** TASK TO CARRY OUT **
Leave every picture out. Set down all the lines below exactly.

App and web page records
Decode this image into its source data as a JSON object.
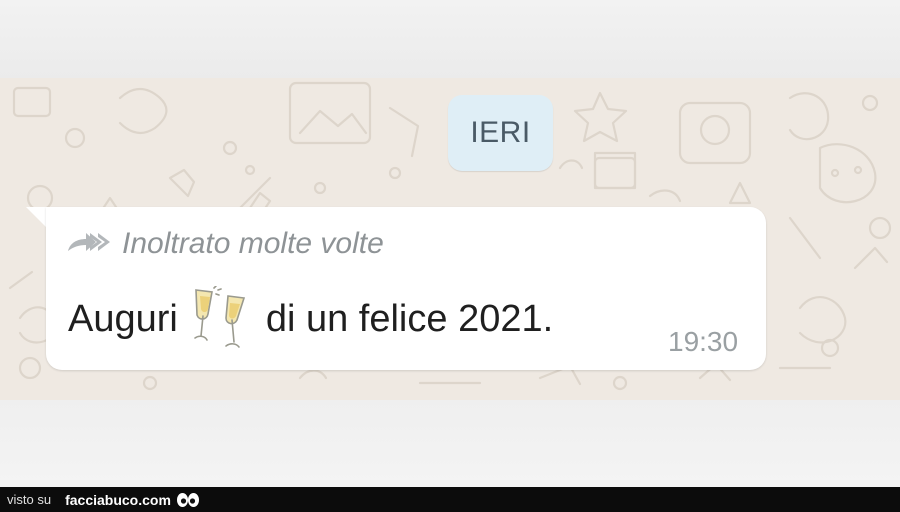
{
  "chat": {
    "date_separator": "IERI",
    "message": {
      "forwarded_label": "Inoltrato molte volte",
      "text_before_emoji": "Auguri",
      "emoji": "clinking-glasses-icon",
      "text_after_emoji": "di un felice 2021.",
      "time": "19:30"
    }
  },
  "watermark": {
    "prefix": "visto su",
    "brand": "facciabuco.com",
    "logo": "eyes-icon"
  },
  "colors": {
    "wallpaper": "#efe9e2",
    "date_chip": "#dfeef6",
    "bubble": "#ffffff",
    "meta_text": "#8e9396",
    "watermark_bar": "#0c0c0c"
  }
}
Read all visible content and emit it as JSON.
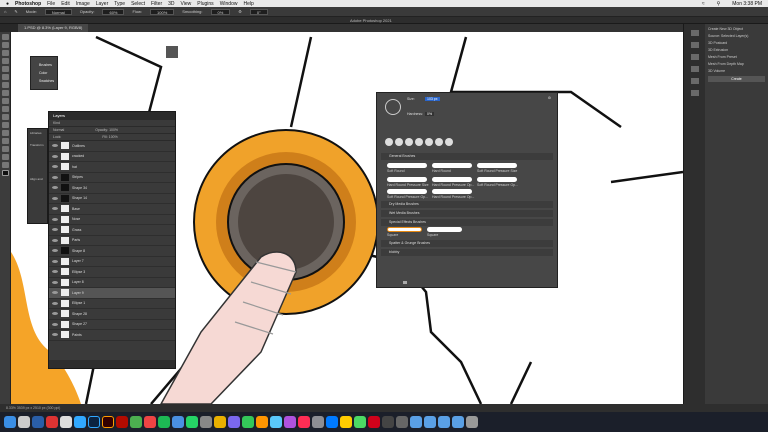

** TASK OUTPUT **
Decode this image into its source data as a JSON object.
{
  "chat": {
    "date_separator": "IERI",
    "message": {
      "forwarded_label": "Inoltrato molte volte",
      "text_before_emoji": "Auguri",
      "emoji": "clinking-glasses-icon",
      "text_after_emoji": "di un felice 2021.",
      "time": "19:30"
    }
  },
  "watermark": {
    "prefix": "visto su",
    "brand": "facciabuco.com",
    "logo": "eyes-icon"
  },
  "colors": {
    "wallpaper": "#efe9e2",
    "date_chip": "#dfeef6",
    "bubble": "#ffffff",
    "meta_text": "#8e9396",
    "watermark_bar": "#0c0c0c"
  }
}
Read all visible content and emit it as JSON.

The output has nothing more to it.